(Element data from apps and pages)
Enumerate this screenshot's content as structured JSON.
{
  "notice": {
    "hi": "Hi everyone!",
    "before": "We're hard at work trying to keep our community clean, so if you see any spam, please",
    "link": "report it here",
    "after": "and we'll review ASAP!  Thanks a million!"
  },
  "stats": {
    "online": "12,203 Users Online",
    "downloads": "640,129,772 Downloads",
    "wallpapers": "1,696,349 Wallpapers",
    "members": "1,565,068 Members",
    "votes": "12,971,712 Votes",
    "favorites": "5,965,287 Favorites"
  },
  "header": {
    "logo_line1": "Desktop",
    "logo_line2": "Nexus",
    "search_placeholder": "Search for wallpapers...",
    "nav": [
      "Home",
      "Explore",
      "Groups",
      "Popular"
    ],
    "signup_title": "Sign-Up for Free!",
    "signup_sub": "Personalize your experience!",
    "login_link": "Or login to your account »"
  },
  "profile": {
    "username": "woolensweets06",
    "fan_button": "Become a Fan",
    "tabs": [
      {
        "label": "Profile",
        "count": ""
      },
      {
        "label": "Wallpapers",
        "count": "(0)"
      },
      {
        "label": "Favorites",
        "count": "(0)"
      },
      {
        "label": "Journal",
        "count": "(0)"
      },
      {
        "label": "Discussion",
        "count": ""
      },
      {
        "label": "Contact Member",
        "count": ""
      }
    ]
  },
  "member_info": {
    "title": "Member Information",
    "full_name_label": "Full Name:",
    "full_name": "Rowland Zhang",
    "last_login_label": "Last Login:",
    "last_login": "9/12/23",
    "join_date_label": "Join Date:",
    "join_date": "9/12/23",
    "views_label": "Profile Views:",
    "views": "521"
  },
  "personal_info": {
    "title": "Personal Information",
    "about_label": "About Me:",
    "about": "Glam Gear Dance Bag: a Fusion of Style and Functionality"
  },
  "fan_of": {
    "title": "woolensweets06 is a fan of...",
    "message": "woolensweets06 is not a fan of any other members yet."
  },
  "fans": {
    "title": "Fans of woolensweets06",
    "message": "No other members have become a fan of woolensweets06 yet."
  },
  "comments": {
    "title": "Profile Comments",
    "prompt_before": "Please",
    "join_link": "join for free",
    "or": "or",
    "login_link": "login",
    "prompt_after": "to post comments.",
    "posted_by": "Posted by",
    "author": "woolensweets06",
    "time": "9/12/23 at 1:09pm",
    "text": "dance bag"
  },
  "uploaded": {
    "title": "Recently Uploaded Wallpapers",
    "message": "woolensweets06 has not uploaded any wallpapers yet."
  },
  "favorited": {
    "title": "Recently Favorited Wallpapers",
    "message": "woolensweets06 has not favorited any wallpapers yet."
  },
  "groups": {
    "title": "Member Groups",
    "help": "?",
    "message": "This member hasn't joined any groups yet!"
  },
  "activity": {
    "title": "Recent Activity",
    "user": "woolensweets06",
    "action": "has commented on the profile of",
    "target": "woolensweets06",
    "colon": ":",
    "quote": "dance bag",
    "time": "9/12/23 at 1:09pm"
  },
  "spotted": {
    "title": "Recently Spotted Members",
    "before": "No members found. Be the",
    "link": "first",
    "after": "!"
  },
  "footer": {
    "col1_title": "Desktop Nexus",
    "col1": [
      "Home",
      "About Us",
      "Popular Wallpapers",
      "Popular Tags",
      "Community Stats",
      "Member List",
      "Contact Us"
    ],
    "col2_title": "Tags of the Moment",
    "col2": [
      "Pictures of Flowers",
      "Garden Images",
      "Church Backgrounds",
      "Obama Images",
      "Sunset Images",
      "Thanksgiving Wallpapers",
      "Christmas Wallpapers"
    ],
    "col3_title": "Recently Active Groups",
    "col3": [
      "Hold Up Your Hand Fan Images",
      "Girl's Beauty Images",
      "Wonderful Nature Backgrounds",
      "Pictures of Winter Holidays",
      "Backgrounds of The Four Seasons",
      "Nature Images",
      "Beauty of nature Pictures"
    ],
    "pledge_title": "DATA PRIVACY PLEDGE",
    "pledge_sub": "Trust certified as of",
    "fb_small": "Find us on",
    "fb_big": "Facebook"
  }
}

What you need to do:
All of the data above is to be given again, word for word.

Reply to the task:
Enumerate this screenshot's content as structured JSON.
{
  "notice": {
    "hi": "Hi everyone!",
    "before": "We're hard at work trying to keep our community clean, so if you see any spam, please",
    "link": "report it here",
    "after": "and we'll review ASAP!  Thanks a million!"
  },
  "stats": {
    "online": "12,203 Users Online",
    "downloads": "640,129,772 Downloads",
    "wallpapers": "1,696,349 Wallpapers",
    "members": "1,565,068 Members",
    "votes": "12,971,712 Votes",
    "favorites": "5,965,287 Favorites"
  },
  "header": {
    "logo_line1": "Desktop",
    "logo_line2": "Nexus",
    "search_placeholder": "Search for wallpapers...",
    "nav": [
      "Home",
      "Explore",
      "Groups",
      "Popular"
    ],
    "signup_title": "Sign-Up for Free!",
    "signup_sub": "Personalize your experience!",
    "login_link": "Or login to your account »"
  },
  "profile": {
    "username": "woolensweets06",
    "fan_button": "Become a Fan",
    "tabs": [
      {
        "label": "Profile",
        "count": ""
      },
      {
        "label": "Wallpapers",
        "count": "(0)"
      },
      {
        "label": "Favorites",
        "count": "(0)"
      },
      {
        "label": "Journal",
        "count": "(0)"
      },
      {
        "label": "Discussion",
        "count": ""
      },
      {
        "label": "Contact Member",
        "count": ""
      }
    ]
  },
  "member_info": {
    "title": "Member Information",
    "full_name_label": "Full Name:",
    "full_name": "Rowland Zhang",
    "last_login_label": "Last Login:",
    "last_login": "9/12/23",
    "join_date_label": "Join Date:",
    "join_date": "9/12/23",
    "views_label": "Profile Views:",
    "views": "521"
  },
  "personal_info": {
    "title": "Personal Information",
    "about_label": "About Me:",
    "about": "Glam Gear Dance Bag: a Fusion of Style and Functionality"
  },
  "fan_of": {
    "title": "woolensweets06 is a fan of...",
    "message": "woolensweets06 is not a fan of any other members yet."
  },
  "fans": {
    "title": "Fans of woolensweets06",
    "message": "No other members have become a fan of woolensweets06 yet."
  },
  "comments": {
    "title": "Profile Comments",
    "prompt_before": "Please",
    "join_link": "join for free",
    "or": "or",
    "login_link": "login",
    "prompt_after": "to post comments.",
    "posted_by": "Posted by",
    "author": "woolensweets06",
    "time": "9/12/23 at 1:09pm",
    "text": "dance bag"
  },
  "uploaded": {
    "title": "Recently Uploaded Wallpapers",
    "message": "woolensweets06 has not uploaded any wallpapers yet."
  },
  "favorited": {
    "title": "Recently Favorited Wallpapers",
    "message": "woolensweets06 has not favorited any wallpapers yet."
  },
  "groups": {
    "title": "Member Groups",
    "help": "?",
    "message": "This member hasn't joined any groups yet!"
  },
  "activity": {
    "title": "Recent Activity",
    "user": "woolensweets06",
    "action": "has commented on the profile of",
    "target": "woolensweets06",
    "colon": ":",
    "quote": "dance bag",
    "time": "9/12/23 at 1:09pm"
  },
  "spotted": {
    "title": "Recently Spotted Members",
    "before": "No members found. Be the",
    "link": "first",
    "after": "!"
  },
  "footer": {
    "col1_title": "Desktop Nexus",
    "col1": [
      "Home",
      "About Us",
      "Popular Wallpapers",
      "Popular Tags",
      "Community Stats",
      "Member List",
      "Contact Us"
    ],
    "col2_title": "Tags of the Moment",
    "col2": [
      "Pictures of Flowers",
      "Garden Images",
      "Church Backgrounds",
      "Obama Images",
      "Sunset Images",
      "Thanksgiving Wallpapers",
      "Christmas Wallpapers"
    ],
    "col3_title": "Recently Active Groups",
    "col3": [
      "Hold Up Your Hand Fan Images",
      "Girl's Beauty Images",
      "Wonderful Nature Backgrounds",
      "Pictures of Winter Holidays",
      "Backgrounds of The Four Seasons",
      "Nature Images",
      "Beauty of nature Pictures"
    ],
    "pledge_title": "DATA PRIVACY PLEDGE",
    "pledge_sub": "Trust certified as of",
    "fb_small": "Find us on",
    "fb_big": "Facebook"
  }
}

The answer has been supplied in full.